### Aim of the task
Don't include any picture when you restate the data word for word.

Excerpts from an interface dataset:
▬▬▬▬▬▬▬▬▬▬

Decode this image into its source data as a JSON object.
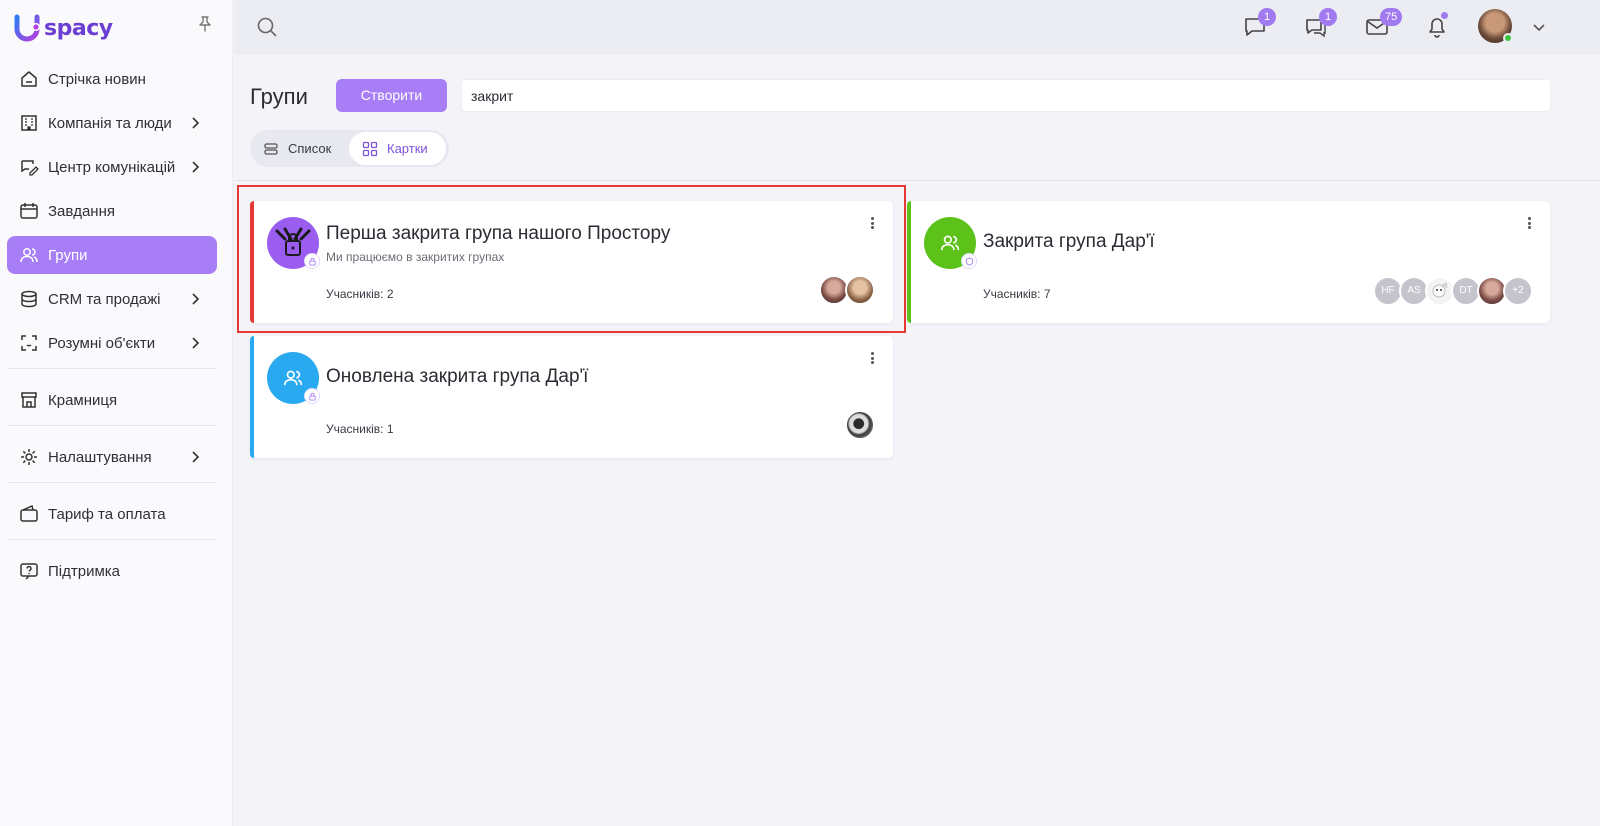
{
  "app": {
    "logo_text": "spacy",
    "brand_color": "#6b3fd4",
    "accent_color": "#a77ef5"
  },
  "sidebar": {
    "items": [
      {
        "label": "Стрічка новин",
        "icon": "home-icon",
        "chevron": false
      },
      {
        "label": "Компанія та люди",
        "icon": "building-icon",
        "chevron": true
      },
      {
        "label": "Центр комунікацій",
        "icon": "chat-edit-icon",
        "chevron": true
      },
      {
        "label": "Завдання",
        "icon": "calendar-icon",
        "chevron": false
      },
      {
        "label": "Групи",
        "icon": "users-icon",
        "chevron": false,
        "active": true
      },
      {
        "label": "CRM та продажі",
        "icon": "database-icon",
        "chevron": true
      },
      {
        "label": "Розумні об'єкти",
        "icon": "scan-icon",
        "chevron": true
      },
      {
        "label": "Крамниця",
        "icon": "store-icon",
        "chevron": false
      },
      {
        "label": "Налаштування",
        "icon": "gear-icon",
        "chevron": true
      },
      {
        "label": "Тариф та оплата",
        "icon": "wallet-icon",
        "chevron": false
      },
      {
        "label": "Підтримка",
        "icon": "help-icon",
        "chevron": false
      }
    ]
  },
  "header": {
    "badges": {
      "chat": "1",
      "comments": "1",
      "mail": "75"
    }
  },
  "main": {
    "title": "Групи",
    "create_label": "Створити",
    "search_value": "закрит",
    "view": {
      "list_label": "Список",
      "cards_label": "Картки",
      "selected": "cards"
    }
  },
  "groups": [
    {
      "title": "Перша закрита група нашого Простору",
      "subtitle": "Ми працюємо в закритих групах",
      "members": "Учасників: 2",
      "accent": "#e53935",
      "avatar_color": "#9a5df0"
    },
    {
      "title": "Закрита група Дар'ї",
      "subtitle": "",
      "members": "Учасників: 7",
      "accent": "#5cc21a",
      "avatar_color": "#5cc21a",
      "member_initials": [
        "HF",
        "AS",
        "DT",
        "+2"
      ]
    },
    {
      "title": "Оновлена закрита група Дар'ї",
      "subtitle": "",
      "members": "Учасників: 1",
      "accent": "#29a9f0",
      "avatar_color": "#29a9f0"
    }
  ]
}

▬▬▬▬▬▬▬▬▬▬

### Solution for this exercise
Decode this image into its source data as a JSON object.
{
  "app": {
    "logo_text": "spacy",
    "brand_color": "#6b3fd4",
    "accent_color": "#a77ef5"
  },
  "sidebar": {
    "items": [
      {
        "label": "Стрічка новин",
        "icon": "home-icon",
        "chevron": false
      },
      {
        "label": "Компанія та люди",
        "icon": "building-icon",
        "chevron": true
      },
      {
        "label": "Центр комунікацій",
        "icon": "chat-edit-icon",
        "chevron": true
      },
      {
        "label": "Завдання",
        "icon": "calendar-icon",
        "chevron": false
      },
      {
        "label": "Групи",
        "icon": "users-icon",
        "chevron": false,
        "active": true
      },
      {
        "label": "CRM та продажі",
        "icon": "database-icon",
        "chevron": true
      },
      {
        "label": "Розумні об'єкти",
        "icon": "scan-icon",
        "chevron": true
      },
      {
        "label": "Крамниця",
        "icon": "store-icon",
        "chevron": false
      },
      {
        "label": "Налаштування",
        "icon": "gear-icon",
        "chevron": true
      },
      {
        "label": "Тариф та оплата",
        "icon": "wallet-icon",
        "chevron": false
      },
      {
        "label": "Підтримка",
        "icon": "help-icon",
        "chevron": false
      }
    ]
  },
  "header": {
    "badges": {
      "chat": "1",
      "comments": "1",
      "mail": "75"
    }
  },
  "main": {
    "title": "Групи",
    "create_label": "Створити",
    "search_value": "закрит",
    "view": {
      "list_label": "Список",
      "cards_label": "Картки",
      "selected": "cards"
    }
  },
  "groups": [
    {
      "title": "Перша закрита група нашого Простору",
      "subtitle": "Ми працюємо в закритих групах",
      "members": "Учасників: 2",
      "accent": "#e53935",
      "avatar_color": "#9a5df0"
    },
    {
      "title": "Закрита група Дар'ї",
      "subtitle": "",
      "members": "Учасників: 7",
      "accent": "#5cc21a",
      "avatar_color": "#5cc21a",
      "member_initials": [
        "HF",
        "AS",
        "DT",
        "+2"
      ]
    },
    {
      "title": "Оновлена закрита група Дар'ї",
      "subtitle": "",
      "members": "Учасників: 1",
      "accent": "#29a9f0",
      "avatar_color": "#29a9f0"
    }
  ]
}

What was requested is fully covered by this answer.